  5. Yes I have a treasured ‘48 Cessna 140. I would love to have a fresh placard and mine is nice enough to deserve it. Problem is that my ‘48 model has “Left-Both-Right-Off.” The early models didn’t have Both. Thanks very much for the offer. I hope someone gets it that can make good use of t.
  6. Cold: mixture rich, throttle slightly open, fuel pump 2 seconds, start it up. Hot: leave everything as it was when killed. Start cranking and move mixture slowly forward and it lights off. Slowly is a rate that would get the mixture full rich in about 1 1/2 or 2 seconds. Thats what works for me.
  7. I would much rather have an engine that needed cylinders than one with low oil pressure or making metal.
  8. I am a retired engineer. The vast majority of my career involved controls and automation. In the course of this experience I learned that no matter how many safeguards are put in place, NOTHING substitutes for the human brain. All these bullet proof interlocks, alarms, warnings and safeguards can not substitute for the human brain. Don’t expect all this automation to be a 100% substitute for your own noggin. If you develop a good habit pattern it will go farther than all the automation you can hang on the airplane. Since you’re discussing such automation, I assume that it’s not a Johnson Bar plane. My first Mooney was a Johnson Bar and I would still have it had I not injured my right shoulder. My current plane is electric gear and I felt more confident of not having a gear up in the Johnson Bar plane. I developed a habit of giving the bar several tugs after GUMPS. In the pattern I would tug after turning base again when turning final and still again on short final. When I had to go to the electric gear plane I converted that habit to looking at the light and if possible looking at the gear window. One of the biggest shortcomings of automated systems is lack of need for operator knowledge of the system, but more significantly is complacency developed from dependency on the automated controls. In the case of the gear, there’s is no problem having full understanding of the gear system. The danger is dependency development. I sincerely believe that good habit development will give you a much better chance of escaping a gear up than all the automation you could employ. If you will simply develop the habit of multiple glances after GUMPS and have this burned into your brain it will be better assurance than all the sensors, horns, lights, bells and whistles that you can install without causing the plane to be over gross. My $0.02,
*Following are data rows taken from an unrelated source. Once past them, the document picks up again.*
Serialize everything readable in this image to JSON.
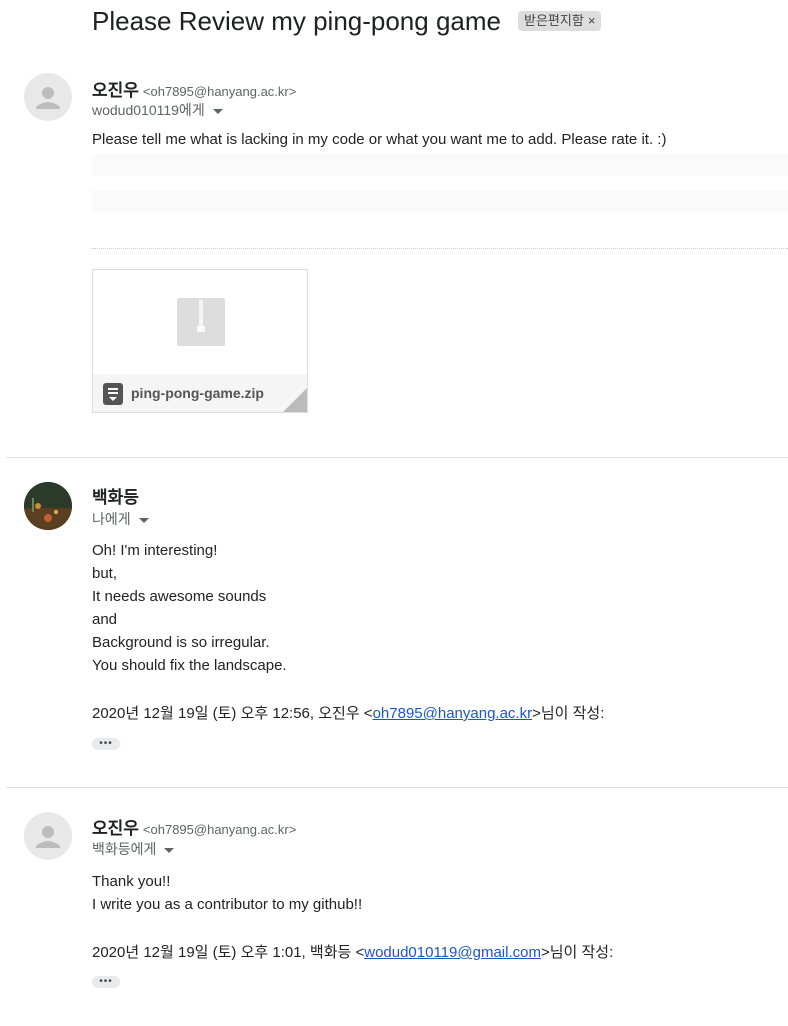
{
  "thread": {
    "subject": "Please Review my ping-pong game",
    "label": "받은편지함",
    "label_remove": "×"
  },
  "messages": [
    {
      "sender_name": "오진우",
      "sender_email": "<oh7895@hanyang.ac.kr>",
      "recipient": "wodud010119에게",
      "body": "Please tell me what is lacking in my code or what you want me to add. Please rate it. :)",
      "attachment": {
        "filename": "ping-pong-game.zip",
        "icon": "zip-archive-icon"
      }
    },
    {
      "sender_name": "백화등",
      "recipient": "나에게",
      "body_lines": [
        "Oh! I'm interesting!",
        "but,",
        "It needs awesome sounds",
        "and",
        "Background is so irregular.",
        "You should fix the landscape."
      ],
      "quote_prefix": "2020년 12월 19일 (토) 오후 12:56, 오진우 <",
      "quote_email": "oh7895@hanyang.ac.kr",
      "quote_suffix": ">님이 작성:",
      "show_trimmed": "•••"
    },
    {
      "sender_name": "오진우",
      "sender_email": "<oh7895@hanyang.ac.kr>",
      "recipient": "백화등에게",
      "body_lines": [
        "Thank you!!",
        "I write you as a contributor to my github!!"
      ],
      "quote_prefix": "2020년 12월 19일 (토) 오후 1:01, 백화등 <",
      "quote_email": "wodud010119@gmail.com",
      "quote_suffix": ">님이 작성:",
      "show_trimmed": "•••"
    }
  ]
}
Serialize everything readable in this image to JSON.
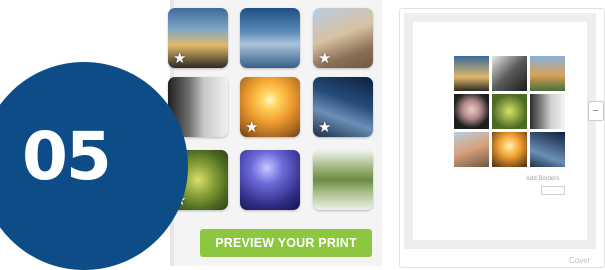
{
  "step": {
    "number": "05",
    "badge_color": "#0d4c87"
  },
  "editor": {
    "preview_button_label": "PREVIEW YOUR PRINT",
    "button_color": "#8dc63f",
    "photos": [
      {
        "name": "photo-sunset-tree",
        "starred": true
      },
      {
        "name": "photo-foggy-lake",
        "starred": false
      },
      {
        "name": "photo-selfie-stick",
        "starred": true
      },
      {
        "name": "photo-bw-bridge",
        "starred": false
      },
      {
        "name": "photo-golden-sunset",
        "starred": true
      },
      {
        "name": "photo-milky-way",
        "starred": true
      },
      {
        "name": "photo-forest-canopy",
        "starred": true
      },
      {
        "name": "photo-lightning",
        "starred": false
      },
      {
        "name": "photo-tree-reflection",
        "starred": false
      }
    ],
    "star_glyph": "★"
  },
  "print_preview": {
    "add_borders_label": "Add Borders",
    "footer_label": "Cover",
    "photo_count": 9
  }
}
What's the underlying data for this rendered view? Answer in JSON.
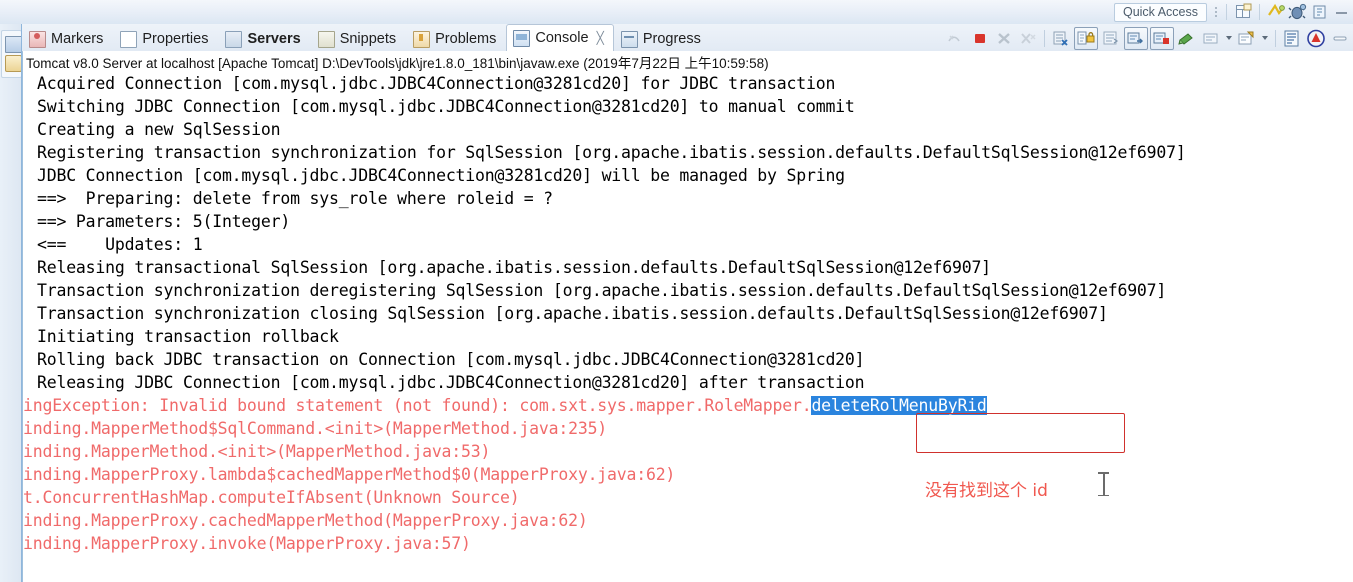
{
  "topbar": {
    "quick_access_label": "Quick Access",
    "icons": [
      "perspective-add-icon",
      "java-ee-perspective-icon",
      "debug-perspective-icon",
      "java-perspective-icon"
    ]
  },
  "tabs": [
    {
      "label": "Markers",
      "icon": "markers-icon",
      "active": false,
      "bold": false,
      "closable": false
    },
    {
      "label": "Properties",
      "icon": "properties-icon",
      "active": false,
      "bold": false,
      "closable": false
    },
    {
      "label": "Servers",
      "icon": "servers-icon",
      "active": false,
      "bold": true,
      "closable": false
    },
    {
      "label": "Snippets",
      "icon": "snippets-icon",
      "active": false,
      "bold": false,
      "closable": false
    },
    {
      "label": "Problems",
      "icon": "problems-icon",
      "active": false,
      "bold": false,
      "closable": false
    },
    {
      "label": "Console",
      "icon": "console-icon",
      "active": true,
      "bold": false,
      "closable": true
    },
    {
      "label": "Progress",
      "icon": "progress-icon",
      "active": false,
      "bold": false,
      "closable": false
    }
  ],
  "tab_close_glyph": "╳",
  "console_toolbar": [
    {
      "name": "terminate-all-icon",
      "enabled": false,
      "framed": false
    },
    {
      "name": "terminate-icon",
      "enabled": true,
      "framed": false
    },
    {
      "name": "remove-launch-icon",
      "enabled": false,
      "framed": false
    },
    {
      "name": "remove-all-launches-icon",
      "enabled": false,
      "framed": false
    },
    {
      "name": "separator",
      "enabled": true,
      "framed": false
    },
    {
      "name": "clear-console-icon",
      "enabled": true,
      "framed": false
    },
    {
      "name": "scroll-lock-icon",
      "enabled": true,
      "framed": true
    },
    {
      "name": "word-wrap-icon",
      "enabled": true,
      "framed": false
    },
    {
      "name": "show-console-on-output-icon",
      "enabled": true,
      "framed": true
    },
    {
      "name": "show-console-on-error-icon",
      "enabled": true,
      "framed": true
    },
    {
      "name": "separator",
      "enabled": true,
      "framed": false
    },
    {
      "name": "pin-console-icon",
      "enabled": true,
      "framed": false
    },
    {
      "name": "display-selected-console-icon",
      "enabled": true,
      "framed": false
    },
    {
      "name": "display-console-dropdown-icon",
      "enabled": true,
      "framed": false
    },
    {
      "name": "open-console-icon",
      "enabled": true,
      "framed": false
    },
    {
      "name": "open-console-dropdown-icon",
      "enabled": true,
      "framed": false
    },
    {
      "name": "separator",
      "enabled": true,
      "framed": false
    },
    {
      "name": "view-menu-icon",
      "enabled": true,
      "framed": false
    },
    {
      "name": "tomcat-icon",
      "enabled": true,
      "framed": false
    },
    {
      "name": "minimize-view-icon",
      "enabled": true,
      "framed": false
    }
  ],
  "left_strip": {
    "icons": [
      "package-explorer-icon",
      "servers-view-icon"
    ]
  },
  "process_line": "Tomcat v8.0 Server at localhost [Apache Tomcat] D:\\DevTools\\jdk\\jre1.8.0_181\\bin\\javaw.exe (2019年7月22日 上午10:59:58)",
  "console": {
    "selection": {
      "text": "deleteRolMenuByRid",
      "bg_color": "#2a84de",
      "fg_color": "#ffffff"
    },
    "error_color": "#f06a6a",
    "lines": [
      {
        "text": "Acquired Connection [com.mysql.jdbc.JDBC4Connection@3281cd20] for JDBC transaction",
        "level": "info"
      },
      {
        "text": "Switching JDBC Connection [com.mysql.jdbc.JDBC4Connection@3281cd20] to manual commit",
        "level": "info"
      },
      {
        "text": "Creating a new SqlSession",
        "level": "info"
      },
      {
        "text": "Registering transaction synchronization for SqlSession [org.apache.ibatis.session.defaults.DefaultSqlSession@12ef6907]",
        "level": "info"
      },
      {
        "text": "JDBC Connection [com.mysql.jdbc.JDBC4Connection@3281cd20] will be managed by Spring",
        "level": "info"
      },
      {
        "text": "==>  Preparing: delete from sys_role where roleid = ?",
        "level": "info"
      },
      {
        "text": "==> Parameters: 5(Integer)",
        "level": "info"
      },
      {
        "text": "<==    Updates: 1",
        "level": "info"
      },
      {
        "text": "Releasing transactional SqlSession [org.apache.ibatis.session.defaults.DefaultSqlSession@12ef6907]",
        "level": "info"
      },
      {
        "text": "Transaction synchronization deregistering SqlSession [org.apache.ibatis.session.defaults.DefaultSqlSession@12ef6907]",
        "level": "info"
      },
      {
        "text": "Transaction synchronization closing SqlSession [org.apache.ibatis.session.defaults.DefaultSqlSession@12ef6907]",
        "level": "info"
      },
      {
        "text": "Initiating transaction rollback",
        "level": "info"
      },
      {
        "text": "Rolling back JDBC transaction on Connection [com.mysql.jdbc.JDBC4Connection@3281cd20]",
        "level": "info"
      },
      {
        "text": "Releasing JDBC Connection [com.mysql.jdbc.JDBC4Connection@3281cd20] after transaction",
        "level": "info"
      },
      {
        "prefix": "ingException: Invalid bound statement (not found): com.sxt.sys.mapper.RoleMapper.",
        "selected": "deleteRolMenuByRid",
        "level": "error"
      },
      {
        "text": "inding.MapperMethod$SqlCommand.<init>(MapperMethod.java:235)",
        "level": "error"
      },
      {
        "text": "inding.MapperMethod.<init>(MapperMethod.java:53)",
        "level": "error"
      },
      {
        "text": "inding.MapperProxy.lambda$cachedMapperMethod$0(MapperProxy.java:62)",
        "level": "error"
      },
      {
        "text": "t.ConcurrentHashMap.computeIfAbsent(Unknown Source)",
        "level": "error"
      },
      {
        "text": "inding.MapperProxy.cachedMapperMethod(MapperProxy.java:62)",
        "level": "error"
      },
      {
        "text": "inding.MapperProxy.invoke(MapperProxy.java:57)",
        "level": "error"
      }
    ]
  },
  "annotation": {
    "note_text": "没有找到这个 id",
    "note_color": "#f0584f",
    "box_color": "#d0312d"
  }
}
  9. An oil leak alone, unless it is gushing so much oil that you can’t get where you need to go, does NOT justify an engine overhaul. If it’s holding good oil pressure, making good compression (which it is) and not making metal along with running well, you stand to lose more than you gain. Putting in a brew engine does not mean that everything will be perfect afterward.
  10. Everything forward in takeoff as the manual says should result in 2700 for takeoff roll and climbout.
  11. Off the runway, positive rate of climb, gear up, flaps up. Super simple. A short runway with obstacle I would leave flaps in until obstacle was cleared.
  12. TruTrak didn’t need any coaching on how to drag out product delivery. They were doing fine on their own even before the purchase.
  13. Outstanding! I’m anxious to see one of them!